-- Opening Marker --

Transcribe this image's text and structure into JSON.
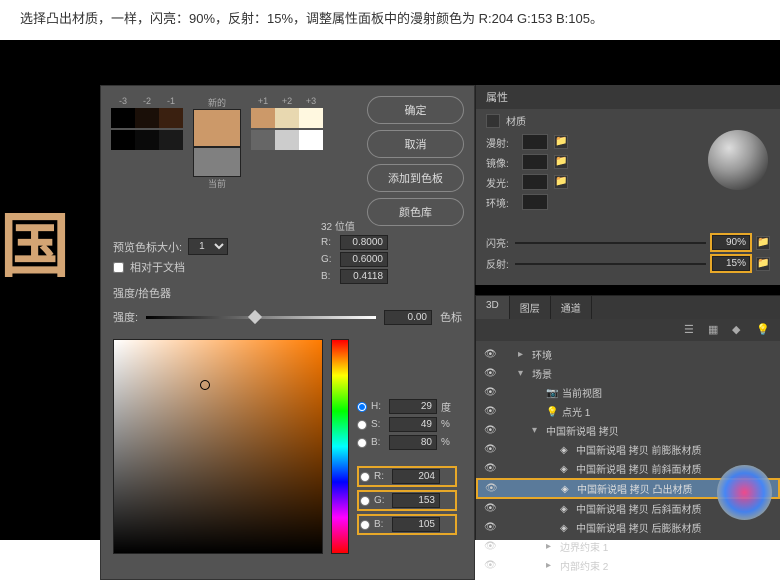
{
  "instruction": "选择凸出材质，一样，闪亮：90%，反射：15%，调整属性面板中的漫射颜色为 R:204 G:153 B:105。",
  "color_picker": {
    "labels": {
      "new": "新的",
      "current": "当前"
    },
    "scale": [
      "-3",
      "-2",
      "-1",
      "",
      "+1",
      "+2",
      "+3"
    ],
    "buttons": {
      "ok": "确定",
      "cancel": "取消",
      "add_swatch": "添加到色板",
      "library": "颜色库"
    },
    "preview_size_label": "预览色标大小:",
    "preview_size_value": "1",
    "relative_doc": "相对于文档",
    "bits_title": "32 位值",
    "bits": {
      "r": "0.8000",
      "g": "0.6000",
      "b": "0.4118"
    },
    "intensity_label": "强度/拾色器",
    "intensity_row": {
      "label": "强度:",
      "value": "0.00",
      "unit": "色标"
    },
    "hsb": {
      "h": {
        "label": "H:",
        "value": "29",
        "unit": "度"
      },
      "s": {
        "label": "S:",
        "value": "49",
        "unit": "%"
      },
      "b": {
        "label": "B:",
        "value": "80",
        "unit": "%"
      }
    },
    "rgb": {
      "r": {
        "label": "R:",
        "value": "204"
      },
      "g": {
        "label": "G:",
        "value": "153"
      },
      "b": {
        "label": "B:",
        "value": "105"
      }
    },
    "swatch_colors": {
      "new_color": "#cc9969",
      "current_color": "#808080",
      "row1": [
        "#000",
        "#1a0f08",
        "#3a2010",
        "#6a4020",
        "#cc9969",
        "#e8d8b0",
        "#fff8e0"
      ],
      "row2": [
        "#000",
        "#0a0a0a",
        "#1a1a1a",
        "#333",
        "#666",
        "#ccc",
        "#fff"
      ]
    }
  },
  "properties": {
    "title": "属性",
    "subtitle": "材质",
    "rows": {
      "diffuse": "漫射:",
      "specular": "镜像:",
      "glow": "发光:",
      "ambient": "环境:"
    },
    "shine": {
      "label": "闪亮:",
      "value": "90%"
    },
    "reflect": {
      "label": "反射:",
      "value": "15%"
    }
  },
  "layers": {
    "tabs": [
      "3D",
      "图层",
      "通道"
    ],
    "items": [
      {
        "label": "环境",
        "indent": 1,
        "toggle": ">"
      },
      {
        "label": "场景",
        "indent": 1,
        "toggle": "v"
      },
      {
        "label": "当前视图",
        "indent": 2,
        "icon": "camera"
      },
      {
        "label": "点光 1",
        "indent": 2,
        "icon": "light"
      },
      {
        "label": "中国新说唱 拷贝",
        "indent": 2,
        "toggle": "v"
      },
      {
        "label": "中国新说唱 拷贝 前膨胀材质",
        "indent": 3,
        "icon": "mat"
      },
      {
        "label": "中国新说唱 拷贝 前斜面材质",
        "indent": 3,
        "icon": "mat"
      },
      {
        "label": "中国新说唱 拷贝 凸出材质",
        "indent": 3,
        "icon": "mat",
        "sel": true,
        "hl": true
      },
      {
        "label": "中国新说唱 拷贝 后斜面材质",
        "indent": 3,
        "icon": "mat"
      },
      {
        "label": "中国新说唱 拷贝 后膨胀材质",
        "indent": 3,
        "icon": "mat"
      },
      {
        "label": "边界约束 1",
        "indent": 3,
        "toggle": ">"
      },
      {
        "label": "内部约束 2",
        "indent": 3,
        "toggle": ">"
      }
    ]
  }
}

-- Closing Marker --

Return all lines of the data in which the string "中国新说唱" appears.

Solution to this exercise
        "label": "中国新说唱 拷贝",
        "label": "中国新说唱 拷贝 前膨胀材质",
        "label": "中国新说唱 拷贝 前斜面材质",
        "label": "中国新说唱 拷贝 凸出材质",
        "label": "中国新说唱 拷贝 后斜面材质",
        "label": "中国新说唱 拷贝 后膨胀材质",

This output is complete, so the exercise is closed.